» **EXERCISE OBJECTIVE**
While reading the listing below, count how many lines hold the word "value", and answer with the number only.

#### PROVIDED RECORDS ####

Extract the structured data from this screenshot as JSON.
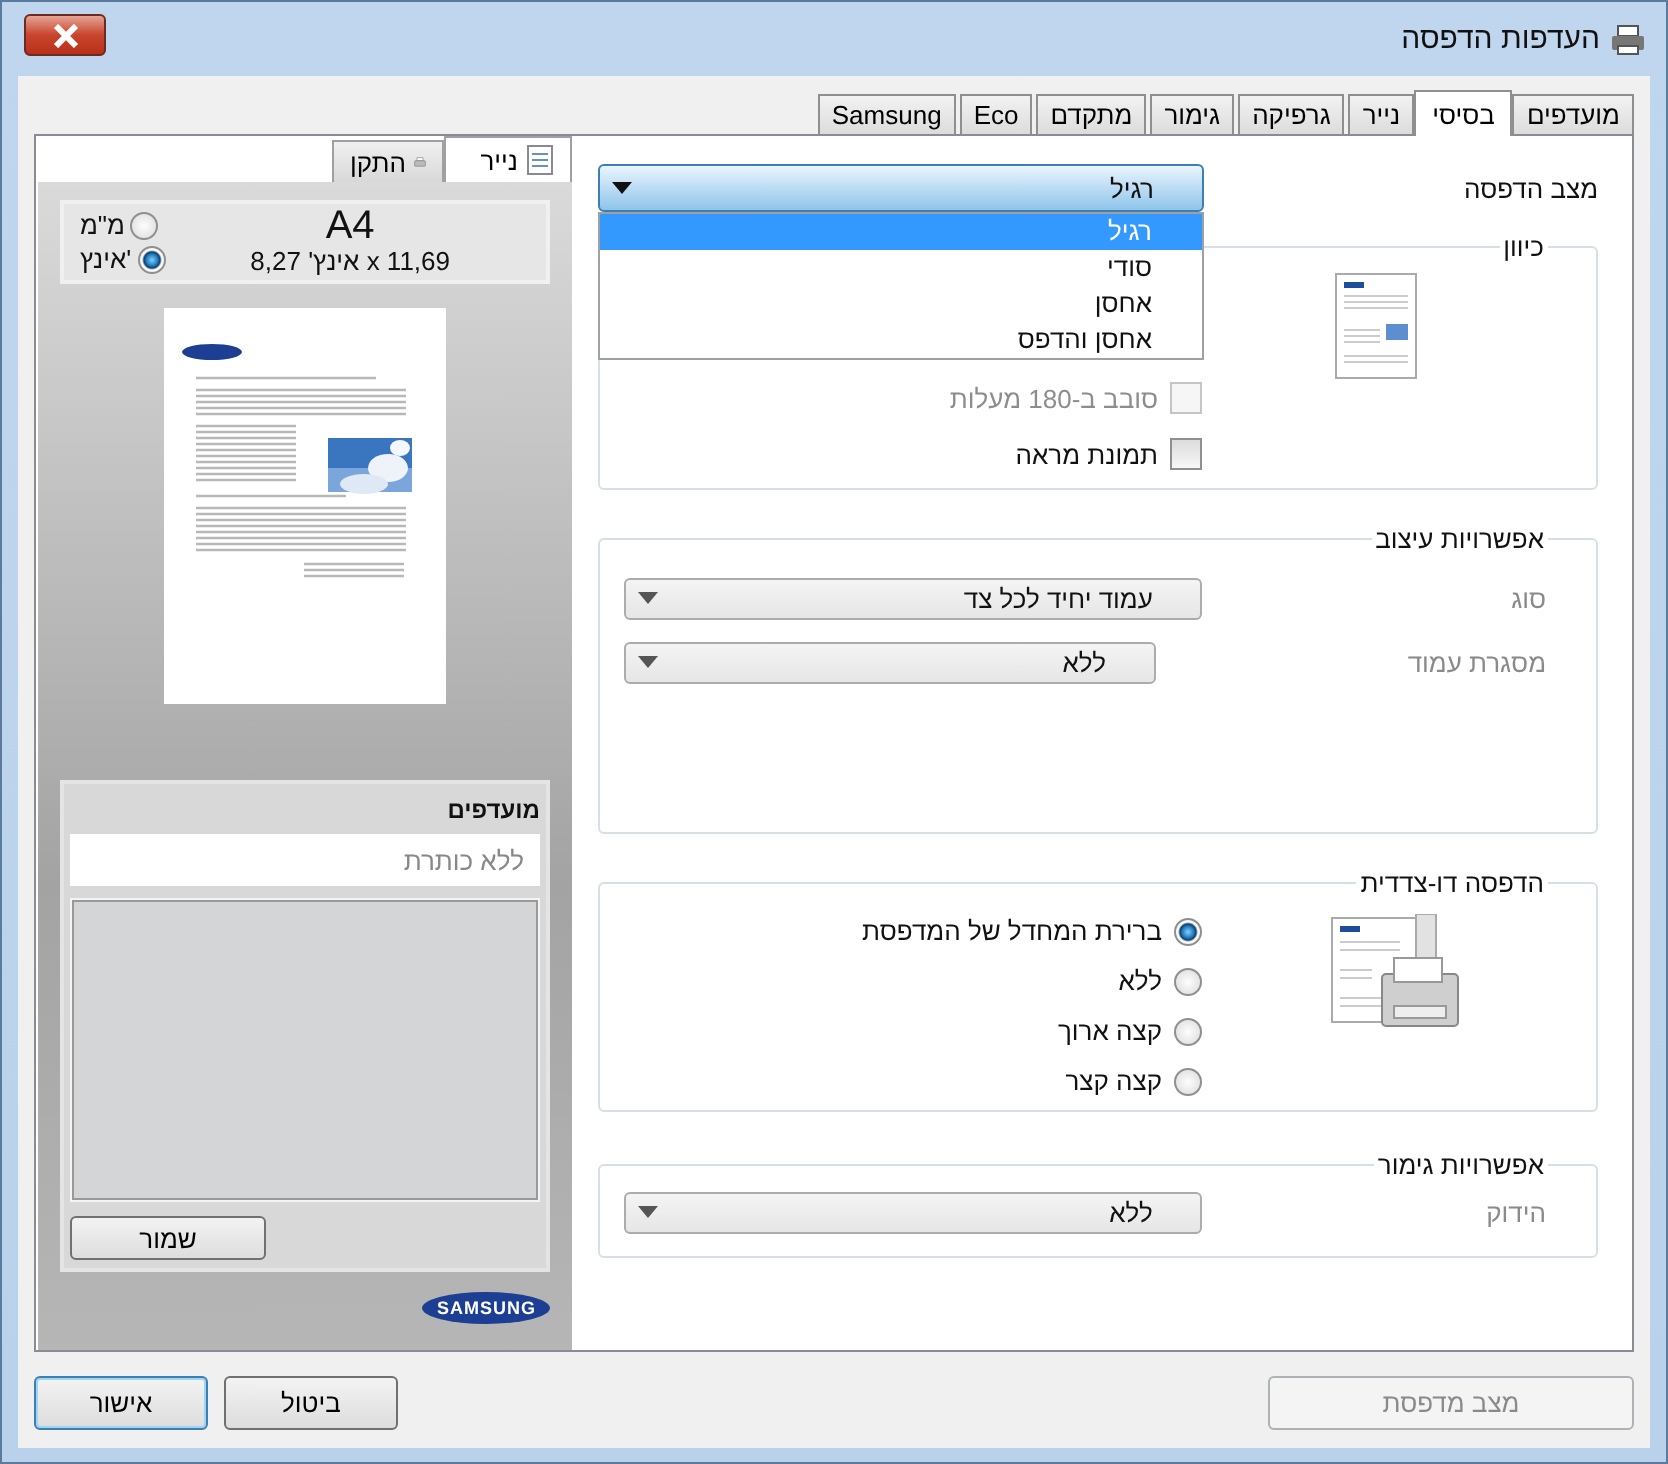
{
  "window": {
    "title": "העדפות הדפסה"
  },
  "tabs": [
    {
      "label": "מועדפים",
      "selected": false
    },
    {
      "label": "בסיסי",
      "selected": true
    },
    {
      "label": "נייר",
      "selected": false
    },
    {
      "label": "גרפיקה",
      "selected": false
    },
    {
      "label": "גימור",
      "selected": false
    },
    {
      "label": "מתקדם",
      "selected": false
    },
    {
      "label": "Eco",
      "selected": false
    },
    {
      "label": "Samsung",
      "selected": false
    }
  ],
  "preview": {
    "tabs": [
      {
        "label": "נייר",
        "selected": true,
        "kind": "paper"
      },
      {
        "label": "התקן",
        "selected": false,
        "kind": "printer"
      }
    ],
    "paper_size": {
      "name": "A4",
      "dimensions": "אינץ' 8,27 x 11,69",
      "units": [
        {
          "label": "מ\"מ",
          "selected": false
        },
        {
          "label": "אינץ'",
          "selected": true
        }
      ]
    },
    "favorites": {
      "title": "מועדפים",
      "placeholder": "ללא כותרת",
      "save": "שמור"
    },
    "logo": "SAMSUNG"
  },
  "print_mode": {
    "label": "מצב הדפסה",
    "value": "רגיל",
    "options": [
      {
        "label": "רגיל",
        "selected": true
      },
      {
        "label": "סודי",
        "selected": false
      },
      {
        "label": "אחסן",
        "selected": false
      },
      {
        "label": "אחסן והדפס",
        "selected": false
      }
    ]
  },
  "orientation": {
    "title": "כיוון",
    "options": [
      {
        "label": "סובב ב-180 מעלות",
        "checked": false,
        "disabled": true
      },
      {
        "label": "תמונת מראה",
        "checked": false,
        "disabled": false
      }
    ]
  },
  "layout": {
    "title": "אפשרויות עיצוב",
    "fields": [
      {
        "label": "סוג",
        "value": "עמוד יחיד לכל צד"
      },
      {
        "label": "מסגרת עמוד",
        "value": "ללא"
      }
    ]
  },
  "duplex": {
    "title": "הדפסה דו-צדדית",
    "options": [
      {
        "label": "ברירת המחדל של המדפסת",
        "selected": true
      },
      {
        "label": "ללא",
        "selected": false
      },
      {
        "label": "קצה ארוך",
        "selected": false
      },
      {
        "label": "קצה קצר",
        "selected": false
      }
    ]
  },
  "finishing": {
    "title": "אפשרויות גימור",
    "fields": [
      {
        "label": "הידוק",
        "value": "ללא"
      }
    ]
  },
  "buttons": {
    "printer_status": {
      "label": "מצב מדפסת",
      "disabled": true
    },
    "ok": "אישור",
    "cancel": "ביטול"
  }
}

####

» **WRITTEN RESPONSE**
4